Such links between climate policy and sustainable development are particularly important as the UN 2030 Agenda for Sustainable Development with its Sustainable Development Goals (SDGs) and the Paris Agreement, both were adopted in 2015 jointly establish a global agenda for sustainable development and climate action. The scheduled actions under the Paris Agreement could contribute to achieving the diverse 17 SDGs (UN 2015), but trade-offs between objectives tend to arise in different ways.

One of the areas where the importance of co-benefits has been re-emphasised recently and where they have strategic implications is that concerned with Article 6 of the Paris Agreement, where international cooperative approaches are addressed. One challenge in this context is how to distinguish between and to treat local and global effects of climate policies when international climate transfers are to be granted. The Clean Development Mechanism and its prospective successor (in line with the Paris Agreement) explicitly pursue a dual goal by attaining cost-effective global mitigation and assisting developing countries in achieving local sustainable development, for example. However, transfer payers and receivers tend to put different weights on local vs. global benefits.

In economic theory, the impure public good (IPG) approach developed by Cornes and Sandler (1984, 1994), which reverts to Lancaster’s (1966) characteristic approach is a powerful tool to analyse climate policies exhibiting effects of different degrees of publicness. By extending (e.g. by using the aggregative game approach, see Cornes and Hartley (2007), Buchholz et al. (2011) and Hartley (2019)) and applying the IPG theory to new research questions in the field of climate policy and by using game theoretical tools, such as the aggregative game approach, the workshop can make an important contribution to further develop the IPG model. A key challenge for the application of the standard IPG approaches to real-world decision problems is that it requires detailed information about the specific effects of policy measures. Furthermore, these effects must be expressed in a uniform metrics (e.g. monetary evaluation). In practice, the monetary assessment of the various effects of climate policy is often difficult to implement, or prohibitively costly. In this case, decision-making approaches can be used, because they do not require a uniform evaluation of all decision factors. For this purpose, at the workshop we will seek to link approaches of multi-criteria decision analysis (MCDA) with (other) IPG approaches. The workshop will contribute to efforts to extend existing MCDA methods to develop a multi-regional analysis procedure that enables the modelling of conflicts of interests of various actors, for example. This would allow for a complementary consideration of strategic decision problems by game-theoretical and multi-criteria methods.

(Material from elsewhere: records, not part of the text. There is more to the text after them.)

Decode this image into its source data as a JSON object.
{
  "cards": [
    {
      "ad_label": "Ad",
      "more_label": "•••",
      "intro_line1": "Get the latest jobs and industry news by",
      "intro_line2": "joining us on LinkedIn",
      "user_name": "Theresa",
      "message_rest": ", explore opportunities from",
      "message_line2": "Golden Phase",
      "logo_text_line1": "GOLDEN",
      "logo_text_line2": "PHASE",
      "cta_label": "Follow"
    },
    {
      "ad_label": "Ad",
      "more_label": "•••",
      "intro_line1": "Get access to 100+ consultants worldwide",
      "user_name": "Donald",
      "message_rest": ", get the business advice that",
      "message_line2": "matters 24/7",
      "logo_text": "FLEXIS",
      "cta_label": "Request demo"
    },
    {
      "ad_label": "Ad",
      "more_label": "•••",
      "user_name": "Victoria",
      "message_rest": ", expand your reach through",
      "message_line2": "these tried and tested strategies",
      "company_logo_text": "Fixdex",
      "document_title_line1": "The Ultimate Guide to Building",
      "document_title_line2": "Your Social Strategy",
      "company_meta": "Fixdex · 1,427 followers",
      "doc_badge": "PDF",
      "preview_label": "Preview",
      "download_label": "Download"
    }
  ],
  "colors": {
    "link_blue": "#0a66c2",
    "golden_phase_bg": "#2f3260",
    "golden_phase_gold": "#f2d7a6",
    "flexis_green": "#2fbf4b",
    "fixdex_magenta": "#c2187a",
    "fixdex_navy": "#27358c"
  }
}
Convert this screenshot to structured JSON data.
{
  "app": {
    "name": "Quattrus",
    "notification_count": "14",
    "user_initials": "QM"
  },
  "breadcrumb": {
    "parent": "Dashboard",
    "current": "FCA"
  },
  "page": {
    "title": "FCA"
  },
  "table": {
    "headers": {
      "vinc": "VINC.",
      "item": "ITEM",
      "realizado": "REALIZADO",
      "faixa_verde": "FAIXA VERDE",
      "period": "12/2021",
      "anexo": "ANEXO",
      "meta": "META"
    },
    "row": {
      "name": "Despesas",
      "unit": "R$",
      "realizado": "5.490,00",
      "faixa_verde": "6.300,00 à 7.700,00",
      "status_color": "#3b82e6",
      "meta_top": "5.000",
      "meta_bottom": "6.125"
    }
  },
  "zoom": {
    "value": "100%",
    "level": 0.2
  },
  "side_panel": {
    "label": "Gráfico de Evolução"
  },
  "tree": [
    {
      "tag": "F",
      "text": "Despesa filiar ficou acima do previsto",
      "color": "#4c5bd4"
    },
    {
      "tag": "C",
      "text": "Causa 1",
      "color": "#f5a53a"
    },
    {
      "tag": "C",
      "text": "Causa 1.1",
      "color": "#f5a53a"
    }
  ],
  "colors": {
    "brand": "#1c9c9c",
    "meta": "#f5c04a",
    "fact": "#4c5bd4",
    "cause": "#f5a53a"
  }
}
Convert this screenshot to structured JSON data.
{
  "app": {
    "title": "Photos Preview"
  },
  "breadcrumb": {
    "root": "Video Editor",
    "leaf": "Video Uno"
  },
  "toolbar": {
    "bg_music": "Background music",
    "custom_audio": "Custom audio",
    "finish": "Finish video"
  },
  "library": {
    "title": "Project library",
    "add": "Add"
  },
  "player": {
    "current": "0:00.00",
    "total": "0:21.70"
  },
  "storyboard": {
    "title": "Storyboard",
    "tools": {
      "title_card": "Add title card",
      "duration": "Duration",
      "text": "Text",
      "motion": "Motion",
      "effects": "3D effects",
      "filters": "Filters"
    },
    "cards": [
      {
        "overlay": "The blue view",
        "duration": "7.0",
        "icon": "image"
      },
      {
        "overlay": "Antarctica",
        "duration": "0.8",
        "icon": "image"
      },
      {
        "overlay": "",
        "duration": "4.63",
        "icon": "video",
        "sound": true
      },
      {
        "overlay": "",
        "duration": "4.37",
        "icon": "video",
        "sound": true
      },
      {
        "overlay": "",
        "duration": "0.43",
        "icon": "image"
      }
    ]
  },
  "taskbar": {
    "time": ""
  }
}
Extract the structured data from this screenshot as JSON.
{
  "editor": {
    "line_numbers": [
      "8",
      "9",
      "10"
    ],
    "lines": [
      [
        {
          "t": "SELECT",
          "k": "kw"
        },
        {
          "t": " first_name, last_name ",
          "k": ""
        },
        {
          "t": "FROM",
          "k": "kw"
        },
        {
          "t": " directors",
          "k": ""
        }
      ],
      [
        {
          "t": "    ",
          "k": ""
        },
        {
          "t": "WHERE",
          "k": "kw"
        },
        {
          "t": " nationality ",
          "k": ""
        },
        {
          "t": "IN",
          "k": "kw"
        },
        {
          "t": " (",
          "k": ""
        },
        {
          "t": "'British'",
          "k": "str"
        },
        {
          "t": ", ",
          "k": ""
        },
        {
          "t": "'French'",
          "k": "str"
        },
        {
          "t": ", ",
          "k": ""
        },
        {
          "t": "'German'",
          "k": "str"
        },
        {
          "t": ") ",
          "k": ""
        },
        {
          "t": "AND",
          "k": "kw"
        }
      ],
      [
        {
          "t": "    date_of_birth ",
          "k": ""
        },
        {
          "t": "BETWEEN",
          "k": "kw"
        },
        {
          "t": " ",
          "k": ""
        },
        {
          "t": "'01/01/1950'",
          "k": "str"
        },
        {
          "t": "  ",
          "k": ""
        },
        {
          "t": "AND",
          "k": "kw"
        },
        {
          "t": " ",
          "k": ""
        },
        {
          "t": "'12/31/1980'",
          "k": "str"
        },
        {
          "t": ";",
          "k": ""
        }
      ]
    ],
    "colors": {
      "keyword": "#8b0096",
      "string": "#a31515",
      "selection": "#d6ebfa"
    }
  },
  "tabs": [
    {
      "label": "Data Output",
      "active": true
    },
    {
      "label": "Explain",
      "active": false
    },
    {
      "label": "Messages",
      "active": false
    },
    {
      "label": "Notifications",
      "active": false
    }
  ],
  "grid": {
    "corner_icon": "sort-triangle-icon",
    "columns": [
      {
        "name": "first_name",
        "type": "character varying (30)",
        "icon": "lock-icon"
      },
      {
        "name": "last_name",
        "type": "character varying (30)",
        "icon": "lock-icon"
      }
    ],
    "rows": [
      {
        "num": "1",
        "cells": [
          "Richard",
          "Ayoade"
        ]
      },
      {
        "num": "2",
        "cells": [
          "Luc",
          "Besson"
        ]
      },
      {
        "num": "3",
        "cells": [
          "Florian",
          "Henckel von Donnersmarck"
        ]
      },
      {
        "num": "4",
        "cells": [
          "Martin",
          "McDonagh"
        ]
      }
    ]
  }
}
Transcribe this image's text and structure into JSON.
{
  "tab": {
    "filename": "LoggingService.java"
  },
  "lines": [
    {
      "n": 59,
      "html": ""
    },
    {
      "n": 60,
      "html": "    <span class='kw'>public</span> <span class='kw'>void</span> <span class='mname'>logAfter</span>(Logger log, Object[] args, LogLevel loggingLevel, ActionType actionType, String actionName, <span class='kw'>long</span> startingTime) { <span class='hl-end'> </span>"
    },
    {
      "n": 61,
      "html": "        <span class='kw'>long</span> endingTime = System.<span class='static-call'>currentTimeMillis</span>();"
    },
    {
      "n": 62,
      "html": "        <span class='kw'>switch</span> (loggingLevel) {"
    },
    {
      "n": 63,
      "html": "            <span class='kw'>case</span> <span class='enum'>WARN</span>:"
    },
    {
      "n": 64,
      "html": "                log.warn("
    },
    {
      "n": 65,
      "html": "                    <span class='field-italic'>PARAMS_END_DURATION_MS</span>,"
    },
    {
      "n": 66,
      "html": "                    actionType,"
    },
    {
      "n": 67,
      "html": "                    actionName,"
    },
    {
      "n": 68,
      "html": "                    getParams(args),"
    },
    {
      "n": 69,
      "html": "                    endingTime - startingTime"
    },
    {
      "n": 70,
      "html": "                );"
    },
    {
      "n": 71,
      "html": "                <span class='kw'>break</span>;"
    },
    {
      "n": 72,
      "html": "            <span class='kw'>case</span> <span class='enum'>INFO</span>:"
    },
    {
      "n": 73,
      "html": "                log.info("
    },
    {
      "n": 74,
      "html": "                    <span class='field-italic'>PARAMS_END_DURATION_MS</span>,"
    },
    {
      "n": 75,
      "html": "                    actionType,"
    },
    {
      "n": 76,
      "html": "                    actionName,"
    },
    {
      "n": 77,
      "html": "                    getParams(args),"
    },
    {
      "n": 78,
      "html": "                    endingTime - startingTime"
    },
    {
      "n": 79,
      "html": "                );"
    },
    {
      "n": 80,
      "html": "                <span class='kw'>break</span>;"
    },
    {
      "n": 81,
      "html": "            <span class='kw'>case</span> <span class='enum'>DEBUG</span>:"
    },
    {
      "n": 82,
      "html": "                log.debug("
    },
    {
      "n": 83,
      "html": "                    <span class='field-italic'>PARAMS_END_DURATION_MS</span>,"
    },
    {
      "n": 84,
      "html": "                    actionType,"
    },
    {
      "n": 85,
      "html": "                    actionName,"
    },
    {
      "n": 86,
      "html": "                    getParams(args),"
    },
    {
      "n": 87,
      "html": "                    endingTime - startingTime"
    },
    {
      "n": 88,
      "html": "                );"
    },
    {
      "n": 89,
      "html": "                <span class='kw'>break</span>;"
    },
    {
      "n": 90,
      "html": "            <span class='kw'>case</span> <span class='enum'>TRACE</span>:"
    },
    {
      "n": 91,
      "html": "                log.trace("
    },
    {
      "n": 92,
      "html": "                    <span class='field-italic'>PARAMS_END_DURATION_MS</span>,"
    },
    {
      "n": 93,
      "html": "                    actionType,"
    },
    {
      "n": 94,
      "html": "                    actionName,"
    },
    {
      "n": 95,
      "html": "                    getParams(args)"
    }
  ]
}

Der Workshop wird am 11. und 12. Januar 2023 stattfinden.


Das Programm des Workshops finden Sie hier.

Für weitere Fragen wenden Sie sich bitte an:

Dirk [dot] Ruebbelkeatvwl [dot] tu-freiberg [dot] de (Prof. Dr. Dirk Rübbelke)